• TASK TO COMPLETE
A single number is the answer here: the count of lines in the data below that include the word "Werte".

** DATA SECTION follows **

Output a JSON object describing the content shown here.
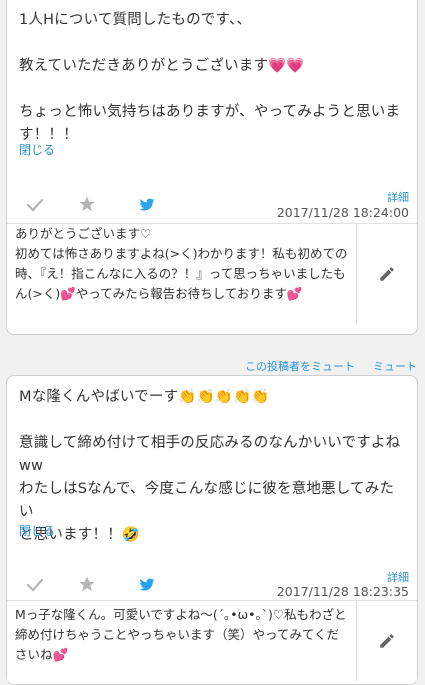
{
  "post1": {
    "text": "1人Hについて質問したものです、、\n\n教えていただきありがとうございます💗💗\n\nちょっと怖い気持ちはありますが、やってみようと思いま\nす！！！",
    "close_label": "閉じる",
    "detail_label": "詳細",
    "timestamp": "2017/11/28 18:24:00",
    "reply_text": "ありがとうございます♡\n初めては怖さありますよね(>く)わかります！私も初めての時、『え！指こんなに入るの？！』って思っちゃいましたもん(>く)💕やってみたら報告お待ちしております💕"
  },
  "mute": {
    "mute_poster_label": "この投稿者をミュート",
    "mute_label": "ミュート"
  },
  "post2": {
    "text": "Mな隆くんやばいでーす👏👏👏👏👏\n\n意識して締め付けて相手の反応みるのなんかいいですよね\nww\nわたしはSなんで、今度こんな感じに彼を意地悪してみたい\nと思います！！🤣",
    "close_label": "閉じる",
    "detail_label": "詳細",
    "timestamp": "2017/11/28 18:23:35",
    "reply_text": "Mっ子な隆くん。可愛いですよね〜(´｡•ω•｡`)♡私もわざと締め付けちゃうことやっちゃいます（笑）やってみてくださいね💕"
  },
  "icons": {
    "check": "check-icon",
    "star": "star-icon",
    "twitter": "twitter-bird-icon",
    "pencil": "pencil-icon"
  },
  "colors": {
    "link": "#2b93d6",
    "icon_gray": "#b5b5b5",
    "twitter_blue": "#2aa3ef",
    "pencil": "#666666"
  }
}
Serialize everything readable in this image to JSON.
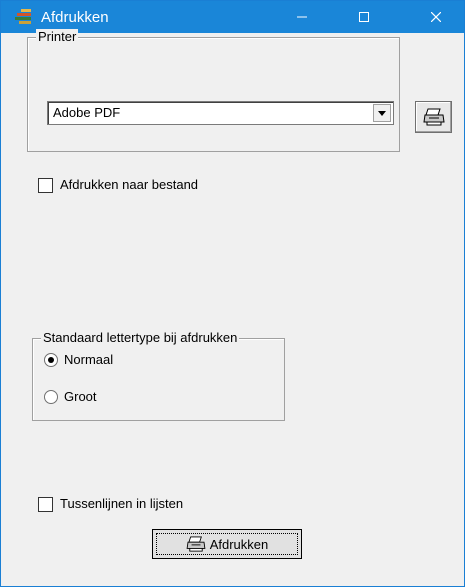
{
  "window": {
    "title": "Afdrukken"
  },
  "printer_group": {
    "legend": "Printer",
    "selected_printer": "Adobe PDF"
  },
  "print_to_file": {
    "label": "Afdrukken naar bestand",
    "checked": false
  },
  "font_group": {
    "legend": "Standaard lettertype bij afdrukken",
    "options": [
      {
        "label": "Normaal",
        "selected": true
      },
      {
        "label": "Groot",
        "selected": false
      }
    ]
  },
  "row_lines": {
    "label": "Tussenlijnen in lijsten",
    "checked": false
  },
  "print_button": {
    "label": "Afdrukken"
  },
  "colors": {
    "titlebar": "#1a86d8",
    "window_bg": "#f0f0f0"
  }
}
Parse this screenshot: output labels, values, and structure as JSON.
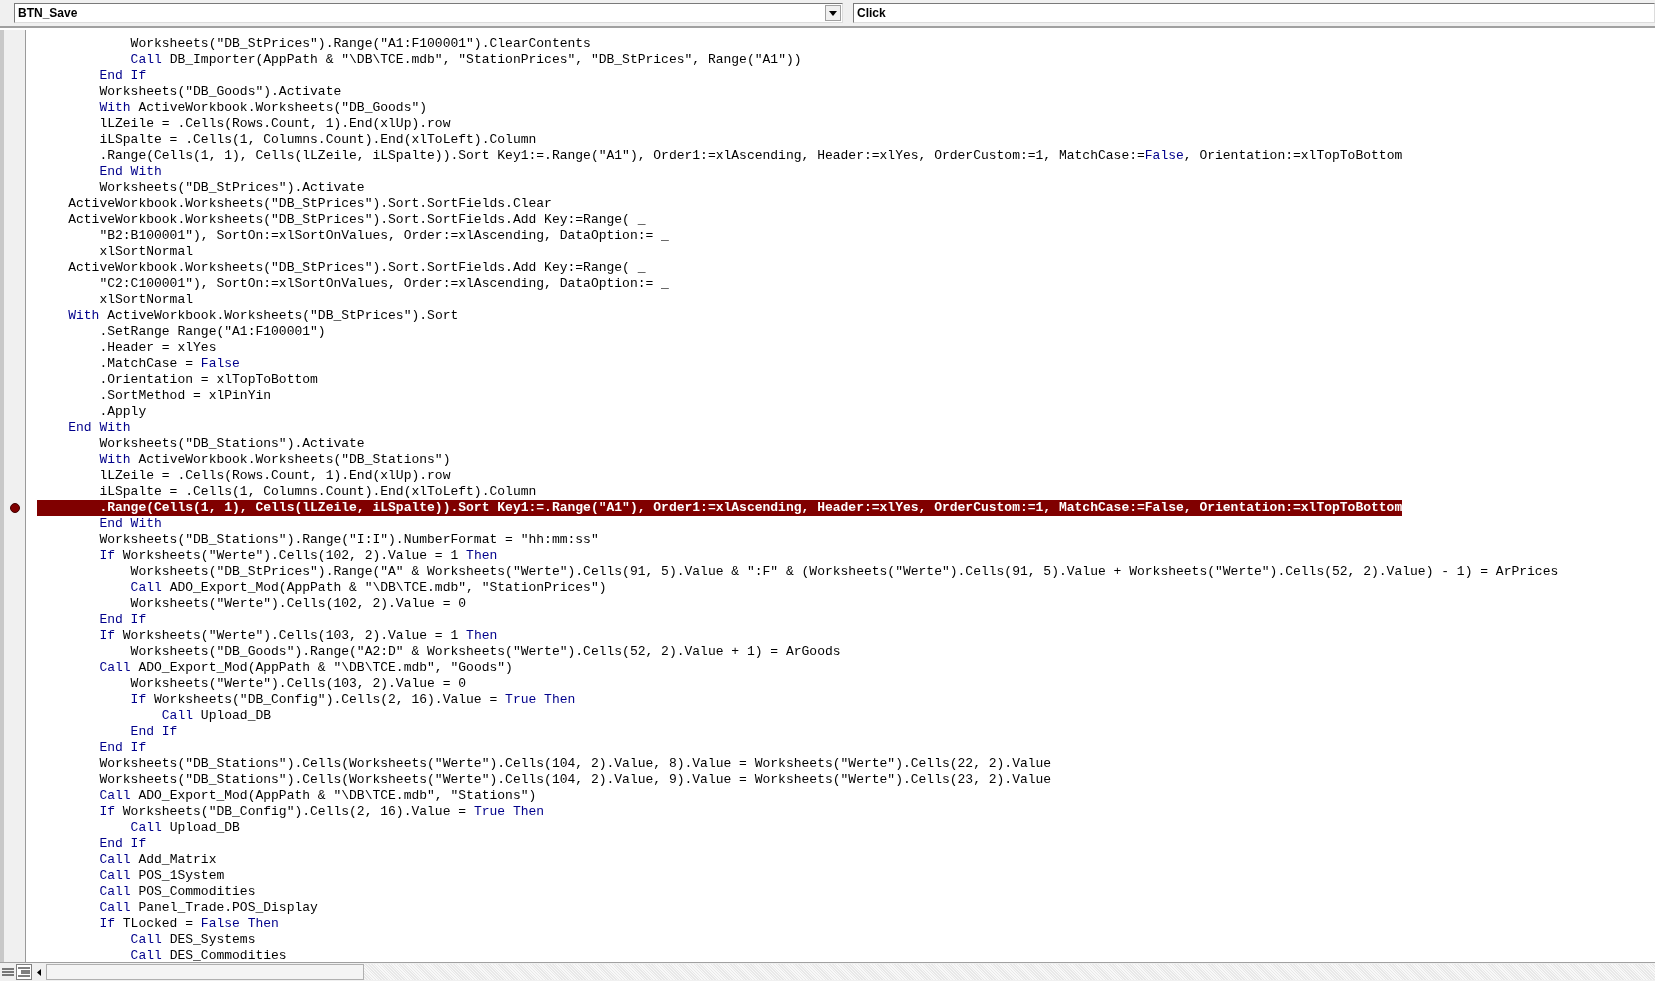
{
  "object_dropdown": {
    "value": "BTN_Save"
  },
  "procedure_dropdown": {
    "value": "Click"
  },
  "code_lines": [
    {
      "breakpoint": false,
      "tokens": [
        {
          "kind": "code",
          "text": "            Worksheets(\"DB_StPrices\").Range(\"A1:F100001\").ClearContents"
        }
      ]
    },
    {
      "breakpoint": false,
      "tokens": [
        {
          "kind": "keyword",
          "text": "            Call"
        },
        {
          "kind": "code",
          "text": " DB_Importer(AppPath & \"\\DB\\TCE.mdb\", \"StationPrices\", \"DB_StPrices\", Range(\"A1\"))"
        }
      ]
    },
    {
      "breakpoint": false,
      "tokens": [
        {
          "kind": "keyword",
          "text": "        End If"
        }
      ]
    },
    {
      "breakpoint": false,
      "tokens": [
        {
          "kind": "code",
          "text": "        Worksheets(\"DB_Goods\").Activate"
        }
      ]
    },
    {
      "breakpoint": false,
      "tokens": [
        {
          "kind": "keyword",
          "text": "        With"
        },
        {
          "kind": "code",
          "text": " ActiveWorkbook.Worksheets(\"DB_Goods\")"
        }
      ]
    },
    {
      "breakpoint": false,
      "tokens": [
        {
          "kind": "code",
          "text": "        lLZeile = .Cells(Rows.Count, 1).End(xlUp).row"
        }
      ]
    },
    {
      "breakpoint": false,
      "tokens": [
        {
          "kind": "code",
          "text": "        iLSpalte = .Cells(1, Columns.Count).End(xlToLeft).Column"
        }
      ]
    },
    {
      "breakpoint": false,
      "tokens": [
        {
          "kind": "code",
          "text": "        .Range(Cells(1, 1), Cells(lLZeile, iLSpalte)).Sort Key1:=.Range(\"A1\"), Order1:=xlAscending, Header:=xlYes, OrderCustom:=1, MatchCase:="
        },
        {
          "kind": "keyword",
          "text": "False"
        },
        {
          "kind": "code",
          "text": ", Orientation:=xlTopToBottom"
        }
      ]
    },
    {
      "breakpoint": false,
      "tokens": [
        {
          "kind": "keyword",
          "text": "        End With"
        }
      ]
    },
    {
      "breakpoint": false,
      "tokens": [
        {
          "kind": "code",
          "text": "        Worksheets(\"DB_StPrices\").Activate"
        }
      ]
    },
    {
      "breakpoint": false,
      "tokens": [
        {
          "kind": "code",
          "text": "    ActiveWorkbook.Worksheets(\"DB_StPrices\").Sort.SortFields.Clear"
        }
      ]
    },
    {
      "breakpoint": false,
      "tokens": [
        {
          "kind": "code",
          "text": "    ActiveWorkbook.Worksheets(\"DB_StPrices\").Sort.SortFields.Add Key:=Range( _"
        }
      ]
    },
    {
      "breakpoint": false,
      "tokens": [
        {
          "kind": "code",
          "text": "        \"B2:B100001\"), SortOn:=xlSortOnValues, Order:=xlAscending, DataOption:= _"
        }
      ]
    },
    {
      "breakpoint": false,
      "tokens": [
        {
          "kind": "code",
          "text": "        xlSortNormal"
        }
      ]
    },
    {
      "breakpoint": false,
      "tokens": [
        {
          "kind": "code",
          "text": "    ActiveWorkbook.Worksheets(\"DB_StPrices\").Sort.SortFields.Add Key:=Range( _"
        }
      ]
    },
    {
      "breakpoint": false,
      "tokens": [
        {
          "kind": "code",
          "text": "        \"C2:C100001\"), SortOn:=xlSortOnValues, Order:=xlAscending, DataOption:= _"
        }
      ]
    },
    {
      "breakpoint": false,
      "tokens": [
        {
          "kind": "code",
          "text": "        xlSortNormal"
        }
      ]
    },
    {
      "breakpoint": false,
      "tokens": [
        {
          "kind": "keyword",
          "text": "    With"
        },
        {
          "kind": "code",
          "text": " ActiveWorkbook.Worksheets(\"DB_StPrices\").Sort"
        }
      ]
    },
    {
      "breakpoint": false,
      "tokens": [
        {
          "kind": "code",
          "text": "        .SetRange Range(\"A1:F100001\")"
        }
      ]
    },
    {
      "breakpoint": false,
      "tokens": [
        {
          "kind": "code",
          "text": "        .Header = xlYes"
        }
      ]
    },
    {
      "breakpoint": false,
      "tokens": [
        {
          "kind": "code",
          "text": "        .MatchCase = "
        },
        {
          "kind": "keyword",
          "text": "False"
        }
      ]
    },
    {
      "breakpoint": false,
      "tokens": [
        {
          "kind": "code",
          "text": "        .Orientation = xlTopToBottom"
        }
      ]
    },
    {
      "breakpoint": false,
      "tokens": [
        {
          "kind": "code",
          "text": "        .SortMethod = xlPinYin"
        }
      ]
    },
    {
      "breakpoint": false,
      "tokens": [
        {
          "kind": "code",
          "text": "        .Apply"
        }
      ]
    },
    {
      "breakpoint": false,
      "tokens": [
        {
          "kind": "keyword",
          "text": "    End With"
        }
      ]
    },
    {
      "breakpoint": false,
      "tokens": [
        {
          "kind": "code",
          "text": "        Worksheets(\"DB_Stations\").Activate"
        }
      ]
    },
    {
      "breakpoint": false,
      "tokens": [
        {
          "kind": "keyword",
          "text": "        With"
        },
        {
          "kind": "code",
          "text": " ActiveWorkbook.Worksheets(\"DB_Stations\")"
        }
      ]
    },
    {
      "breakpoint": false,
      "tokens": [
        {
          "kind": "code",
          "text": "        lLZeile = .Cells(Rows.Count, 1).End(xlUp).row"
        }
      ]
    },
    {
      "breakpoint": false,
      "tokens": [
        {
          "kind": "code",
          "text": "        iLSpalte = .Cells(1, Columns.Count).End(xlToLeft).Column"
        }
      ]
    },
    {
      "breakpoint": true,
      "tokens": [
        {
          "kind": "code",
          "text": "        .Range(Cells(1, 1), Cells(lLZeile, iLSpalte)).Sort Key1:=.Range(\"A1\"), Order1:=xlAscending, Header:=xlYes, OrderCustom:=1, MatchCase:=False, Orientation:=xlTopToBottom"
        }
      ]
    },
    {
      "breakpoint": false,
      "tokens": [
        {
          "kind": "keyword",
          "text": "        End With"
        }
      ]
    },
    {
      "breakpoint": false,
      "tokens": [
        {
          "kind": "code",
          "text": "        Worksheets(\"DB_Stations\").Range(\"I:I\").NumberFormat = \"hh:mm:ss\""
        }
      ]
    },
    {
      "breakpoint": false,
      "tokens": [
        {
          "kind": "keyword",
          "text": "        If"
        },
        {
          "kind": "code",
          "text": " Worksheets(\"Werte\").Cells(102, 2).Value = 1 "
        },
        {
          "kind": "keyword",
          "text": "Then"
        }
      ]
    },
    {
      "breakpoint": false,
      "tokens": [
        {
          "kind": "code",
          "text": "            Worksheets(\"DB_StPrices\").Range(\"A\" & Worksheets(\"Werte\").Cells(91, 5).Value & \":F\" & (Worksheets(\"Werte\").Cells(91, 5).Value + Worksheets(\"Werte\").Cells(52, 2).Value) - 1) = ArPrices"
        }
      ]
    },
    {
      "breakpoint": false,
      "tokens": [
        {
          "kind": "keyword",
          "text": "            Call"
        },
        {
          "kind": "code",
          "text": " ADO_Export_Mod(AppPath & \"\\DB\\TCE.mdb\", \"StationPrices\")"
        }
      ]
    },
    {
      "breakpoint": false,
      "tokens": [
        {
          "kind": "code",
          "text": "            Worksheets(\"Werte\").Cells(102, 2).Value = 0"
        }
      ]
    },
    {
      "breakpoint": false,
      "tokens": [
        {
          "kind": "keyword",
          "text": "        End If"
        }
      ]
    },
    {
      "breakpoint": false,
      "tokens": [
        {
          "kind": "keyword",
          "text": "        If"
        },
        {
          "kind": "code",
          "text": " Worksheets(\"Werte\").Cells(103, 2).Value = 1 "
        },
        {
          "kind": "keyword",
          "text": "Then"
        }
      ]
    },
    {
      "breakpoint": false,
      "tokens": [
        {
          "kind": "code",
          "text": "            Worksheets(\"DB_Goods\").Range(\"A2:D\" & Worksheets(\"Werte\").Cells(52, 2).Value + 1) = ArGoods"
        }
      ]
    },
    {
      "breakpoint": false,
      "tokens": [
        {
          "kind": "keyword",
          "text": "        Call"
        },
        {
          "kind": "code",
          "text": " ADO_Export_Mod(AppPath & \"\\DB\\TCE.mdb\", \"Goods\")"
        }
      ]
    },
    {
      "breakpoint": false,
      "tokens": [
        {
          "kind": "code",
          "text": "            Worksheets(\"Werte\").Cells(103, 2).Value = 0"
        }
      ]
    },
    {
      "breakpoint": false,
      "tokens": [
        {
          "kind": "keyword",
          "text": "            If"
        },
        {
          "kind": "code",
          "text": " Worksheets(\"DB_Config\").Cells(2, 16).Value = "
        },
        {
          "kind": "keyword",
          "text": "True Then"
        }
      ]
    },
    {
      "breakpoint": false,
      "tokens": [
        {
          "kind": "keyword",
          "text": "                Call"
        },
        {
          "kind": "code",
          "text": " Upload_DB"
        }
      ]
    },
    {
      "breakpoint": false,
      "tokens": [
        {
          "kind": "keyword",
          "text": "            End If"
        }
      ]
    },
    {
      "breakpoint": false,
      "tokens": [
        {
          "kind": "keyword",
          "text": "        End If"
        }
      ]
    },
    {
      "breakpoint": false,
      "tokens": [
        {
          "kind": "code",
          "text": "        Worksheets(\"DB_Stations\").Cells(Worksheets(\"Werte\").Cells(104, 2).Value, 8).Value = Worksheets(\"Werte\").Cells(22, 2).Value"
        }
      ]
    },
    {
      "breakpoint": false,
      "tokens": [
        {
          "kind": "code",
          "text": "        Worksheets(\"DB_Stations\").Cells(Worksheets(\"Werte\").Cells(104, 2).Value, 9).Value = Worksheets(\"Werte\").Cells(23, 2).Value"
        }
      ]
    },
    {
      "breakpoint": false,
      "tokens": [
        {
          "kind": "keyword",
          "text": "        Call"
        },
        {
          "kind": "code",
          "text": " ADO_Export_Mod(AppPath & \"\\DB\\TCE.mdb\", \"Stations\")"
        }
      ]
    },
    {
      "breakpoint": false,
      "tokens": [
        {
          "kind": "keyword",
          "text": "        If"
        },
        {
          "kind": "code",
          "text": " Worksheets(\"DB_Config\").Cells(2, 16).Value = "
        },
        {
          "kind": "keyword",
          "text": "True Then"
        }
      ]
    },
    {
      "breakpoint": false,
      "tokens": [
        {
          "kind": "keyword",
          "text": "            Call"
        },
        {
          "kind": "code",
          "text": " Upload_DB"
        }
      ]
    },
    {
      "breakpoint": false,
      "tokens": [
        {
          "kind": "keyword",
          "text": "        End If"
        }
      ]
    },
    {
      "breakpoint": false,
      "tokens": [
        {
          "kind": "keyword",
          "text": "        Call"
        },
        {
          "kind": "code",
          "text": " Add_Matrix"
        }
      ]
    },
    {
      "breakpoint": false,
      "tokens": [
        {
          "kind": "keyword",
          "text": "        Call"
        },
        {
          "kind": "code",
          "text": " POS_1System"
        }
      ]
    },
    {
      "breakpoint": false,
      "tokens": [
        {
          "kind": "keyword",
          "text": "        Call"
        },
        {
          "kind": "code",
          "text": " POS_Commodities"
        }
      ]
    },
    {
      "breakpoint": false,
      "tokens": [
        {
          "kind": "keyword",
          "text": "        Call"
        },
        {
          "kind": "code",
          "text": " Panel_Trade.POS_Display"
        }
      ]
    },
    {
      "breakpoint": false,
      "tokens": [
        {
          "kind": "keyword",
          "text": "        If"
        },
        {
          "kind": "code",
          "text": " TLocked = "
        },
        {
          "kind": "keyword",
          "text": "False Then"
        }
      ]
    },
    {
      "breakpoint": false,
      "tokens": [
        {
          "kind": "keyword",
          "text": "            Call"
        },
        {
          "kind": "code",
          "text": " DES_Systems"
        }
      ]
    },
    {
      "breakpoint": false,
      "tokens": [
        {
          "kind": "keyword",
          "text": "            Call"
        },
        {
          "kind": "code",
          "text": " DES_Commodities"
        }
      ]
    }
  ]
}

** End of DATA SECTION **

• EXERCISE OUTPUT
8